A few hours later we arrived in Genoa as debarking the boat was a long process. We checked into our hotel which was in the medieval quarter of Genoa and relaxed for a little while before taking a tour of the medieval quarter.
Zuiko 50mm f/1.8
Zuiko 50mm f/1.8
We grabbed an early dinner around 5pm and a Gelato later and after touring the medieval quarter of the city we retired back to our hotelroom and took a nap. We woke up hungry around 10pm with nothing open, so we were forced to go to the McDonalds just down from our hotel room disappointed that we would be stuck with “American” fast food on our final full day abroad.
Medieval gates, Genoa, Zuiko 50mm f/1.8
Medieval gates, Genoa, No-name 28-80mm f/3.5
We flew home bright and early on the 12th day. Passing through security I was forced to run my film through an x-ray machine again, despite the fact that my wife and I must have been 2 of a total of 20 people in the entire airport. After trying to insist that they hand check my film, very nicely mind you, the security guard and the police officer on duty got extremely annoyed and decided it would be fun to run my carry on through the x-ray machine 3 or 4 times…even though I told them both that the film had my honeymoon pictures on it. They also practically strip searched my camera (having to remove the lens, prove it functioned, pop the back cover open and even take the battery cap off). I can tell they didn’t stand for American tourists. Thankfully my film managed okay despite a total of 6-8 x-ray scannings over the course of the whole trip.
We hopped an intracountry flight back to Rome where we caught our main flight back to the US.
The main lesson I learned on my honeymoon was that any equipment that I purchase before a trip or any situation in which I want to use it and it would be important to me, I need to throughly test it out. I failed to do this with the 28-80mm lens I purchased and it bit me in the butt.
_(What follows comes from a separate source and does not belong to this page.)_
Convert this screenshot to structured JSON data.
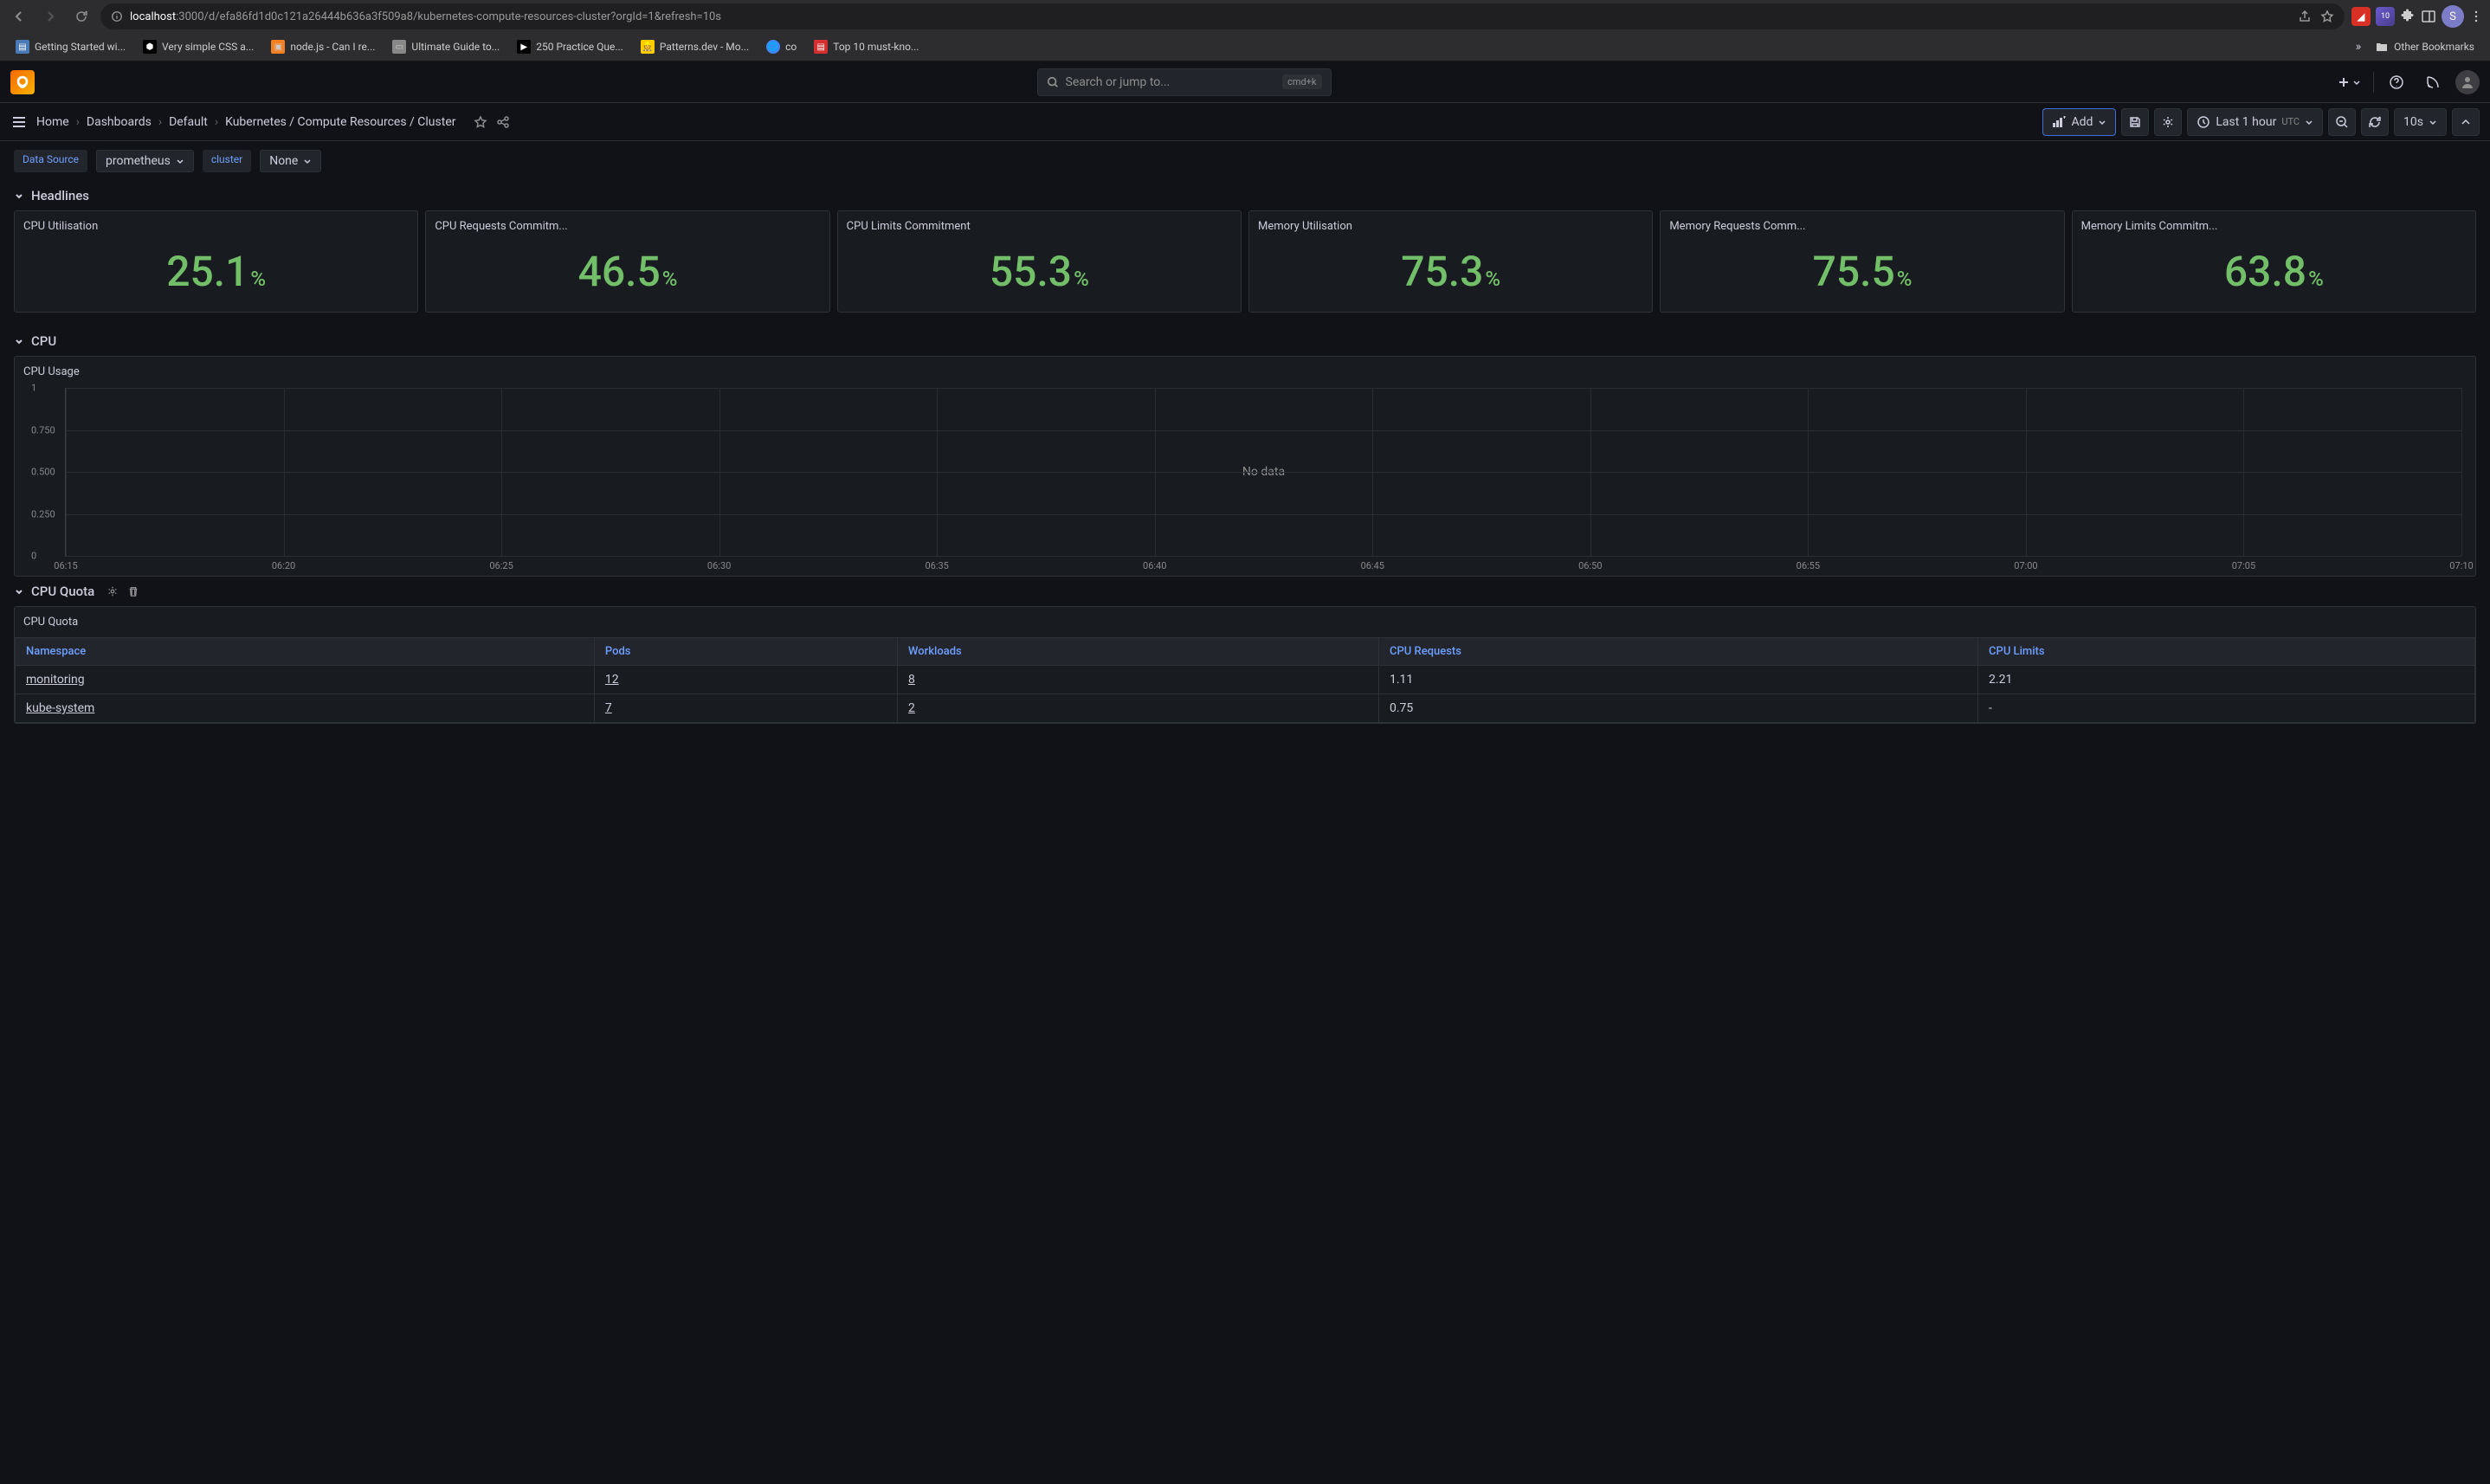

I lost several photos to the horrible vignetting of the lens (as it was so bad on some photos they were not recoverable). Fortunately it was not my only lens and I relied on it as little as possible because I was wary that it still wasn’t working correctly. Also along those lines it taught me that any equipment I want for a trip I need to track down and use long before a trip. If I don’t have confidence in my equipment, and I didn’t on this trip, it makes me paranoid the entire trip that my photos are not turning out properly.